= Beginning of Section =

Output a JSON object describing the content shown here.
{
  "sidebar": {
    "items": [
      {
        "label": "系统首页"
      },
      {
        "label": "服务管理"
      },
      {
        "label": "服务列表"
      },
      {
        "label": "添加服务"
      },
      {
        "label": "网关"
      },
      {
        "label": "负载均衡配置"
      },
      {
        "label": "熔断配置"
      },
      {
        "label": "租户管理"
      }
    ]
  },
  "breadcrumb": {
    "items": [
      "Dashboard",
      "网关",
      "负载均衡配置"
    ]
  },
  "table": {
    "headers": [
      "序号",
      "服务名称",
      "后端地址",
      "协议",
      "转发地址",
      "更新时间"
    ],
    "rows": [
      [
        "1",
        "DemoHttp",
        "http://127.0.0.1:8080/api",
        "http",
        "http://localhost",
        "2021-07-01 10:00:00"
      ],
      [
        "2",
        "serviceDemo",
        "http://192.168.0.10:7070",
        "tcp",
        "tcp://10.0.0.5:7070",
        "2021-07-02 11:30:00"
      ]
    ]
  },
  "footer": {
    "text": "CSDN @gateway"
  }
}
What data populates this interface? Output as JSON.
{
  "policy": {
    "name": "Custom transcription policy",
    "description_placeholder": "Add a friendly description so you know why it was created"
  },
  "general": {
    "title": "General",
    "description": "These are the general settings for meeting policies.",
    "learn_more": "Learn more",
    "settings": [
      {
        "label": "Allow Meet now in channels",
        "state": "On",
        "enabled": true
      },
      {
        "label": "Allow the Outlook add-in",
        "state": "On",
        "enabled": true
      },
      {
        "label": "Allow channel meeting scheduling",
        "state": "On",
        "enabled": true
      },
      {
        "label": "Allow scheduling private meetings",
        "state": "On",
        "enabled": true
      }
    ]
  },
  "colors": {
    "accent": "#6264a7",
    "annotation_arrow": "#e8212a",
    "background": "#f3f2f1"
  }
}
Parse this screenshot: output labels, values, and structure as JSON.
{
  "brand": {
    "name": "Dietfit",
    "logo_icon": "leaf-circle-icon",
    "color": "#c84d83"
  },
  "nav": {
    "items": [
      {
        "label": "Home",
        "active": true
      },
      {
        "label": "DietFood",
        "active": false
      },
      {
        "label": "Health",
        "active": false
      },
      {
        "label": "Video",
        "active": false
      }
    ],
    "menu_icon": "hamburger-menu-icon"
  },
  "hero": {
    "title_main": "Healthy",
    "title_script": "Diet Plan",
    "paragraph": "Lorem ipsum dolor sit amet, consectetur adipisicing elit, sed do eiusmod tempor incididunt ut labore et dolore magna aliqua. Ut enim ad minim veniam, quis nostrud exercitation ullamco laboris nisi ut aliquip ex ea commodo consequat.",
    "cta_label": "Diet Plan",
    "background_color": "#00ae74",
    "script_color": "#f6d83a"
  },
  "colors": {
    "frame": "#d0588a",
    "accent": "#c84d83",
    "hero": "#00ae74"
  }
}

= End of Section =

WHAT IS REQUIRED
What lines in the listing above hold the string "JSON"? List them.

SOLUTION BELOW
Output a JSON object describing the content shown here.
What data populates this interface? Output as JSON.
Parse this screenshot: output labels, values, and structure as JSON.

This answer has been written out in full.